Every entry must appear in the answer exactly as written.

________________________________________

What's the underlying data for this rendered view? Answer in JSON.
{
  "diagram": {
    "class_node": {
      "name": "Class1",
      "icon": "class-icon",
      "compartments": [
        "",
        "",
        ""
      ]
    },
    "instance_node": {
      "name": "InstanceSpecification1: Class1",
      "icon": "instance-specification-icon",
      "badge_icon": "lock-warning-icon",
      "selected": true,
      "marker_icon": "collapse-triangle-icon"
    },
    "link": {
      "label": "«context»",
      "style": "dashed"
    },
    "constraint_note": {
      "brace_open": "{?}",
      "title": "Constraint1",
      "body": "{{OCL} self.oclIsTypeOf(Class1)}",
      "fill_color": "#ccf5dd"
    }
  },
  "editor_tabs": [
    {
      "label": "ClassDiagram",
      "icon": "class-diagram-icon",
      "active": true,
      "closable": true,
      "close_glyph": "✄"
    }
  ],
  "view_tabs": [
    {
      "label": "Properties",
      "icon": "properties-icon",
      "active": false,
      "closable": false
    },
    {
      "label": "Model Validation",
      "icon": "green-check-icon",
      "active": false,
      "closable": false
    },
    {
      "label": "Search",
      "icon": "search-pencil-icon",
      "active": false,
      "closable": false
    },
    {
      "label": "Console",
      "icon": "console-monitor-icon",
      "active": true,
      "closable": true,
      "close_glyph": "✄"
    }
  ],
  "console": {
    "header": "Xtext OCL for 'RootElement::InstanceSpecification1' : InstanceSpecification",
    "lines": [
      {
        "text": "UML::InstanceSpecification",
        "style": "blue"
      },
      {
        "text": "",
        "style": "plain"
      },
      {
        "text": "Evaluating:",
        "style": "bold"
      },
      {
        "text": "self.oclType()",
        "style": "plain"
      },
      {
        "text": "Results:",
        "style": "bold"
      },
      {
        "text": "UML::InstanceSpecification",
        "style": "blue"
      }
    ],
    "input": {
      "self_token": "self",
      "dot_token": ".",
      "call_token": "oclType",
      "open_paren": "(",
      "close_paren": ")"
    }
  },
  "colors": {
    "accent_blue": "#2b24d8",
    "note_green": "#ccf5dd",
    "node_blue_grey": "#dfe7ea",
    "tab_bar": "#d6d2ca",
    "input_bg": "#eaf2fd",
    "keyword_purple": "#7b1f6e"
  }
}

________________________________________

*YOUR SOLUTION:*
What's the underlying data for this rendered view? Answer in JSON.
{
  "diagram": {
    "class_node": {
      "name": "Class1",
      "icon": "class-icon",
      "compartments": [
        "",
        "",
        ""
      ]
    },
    "instance_node": {
      "name": "InstanceSpecification1: Class1",
      "icon": "instance-specification-icon",
      "badge_icon": "lock-warning-icon",
      "selected": true,
      "marker_icon": "collapse-triangle-icon"
    },
    "link": {
      "label": "«context»",
      "style": "dashed"
    },
    "constraint_note": {
      "brace_open": "{?}",
      "title": "Constraint1",
      "body": "{{OCL} self.oclIsTypeOf(Class1)}",
      "fill_color": "#ccf5dd"
    }
  },
  "editor_tabs": [
    {
      "label": "ClassDiagram",
      "icon": "class-diagram-icon",
      "active": true,
      "closable": true,
      "close_glyph": "✄"
    }
  ],
  "view_tabs": [
    {
      "label": "Properties",
      "icon": "properties-icon",
      "active": false,
      "closable": false
    },
    {
      "label": "Model Validation",
      "icon": "green-check-icon",
      "active": false,
      "closable": false
    },
    {
      "label": "Search",
      "icon": "search-pencil-icon",
      "active": false,
      "closable": false
    },
    {
      "label": "Console",
      "icon": "console-monitor-icon",
      "active": true,
      "closable": true,
      "close_glyph": "✄"
    }
  ],
  "console": {
    "header": "Xtext OCL for 'RootElement::InstanceSpecification1' : InstanceSpecification",
    "lines": [
      {
        "text": "UML::InstanceSpecification",
        "style": "blue"
      },
      {
        "text": "",
        "style": "plain"
      },
      {
        "text": "Evaluating:",
        "style": "bold"
      },
      {
        "text": "self.oclType()",
        "style": "plain"
      },
      {
        "text": "Results:",
        "style": "bold"
      },
      {
        "text": "UML::InstanceSpecification",
        "style": "blue"
      }
    ],
    "input": {
      "self_token": "self",
      "dot_token": ".",
      "call_token": "oclType",
      "open_paren": "(",
      "close_paren": ")"
    }
  },
  "colors": {
    "accent_blue": "#2b24d8",
    "note_green": "#ccf5dd",
    "node_blue_grey": "#dfe7ea",
    "tab_bar": "#d6d2ca",
    "input_bg": "#eaf2fd",
    "keyword_purple": "#7b1f6e"
  }
}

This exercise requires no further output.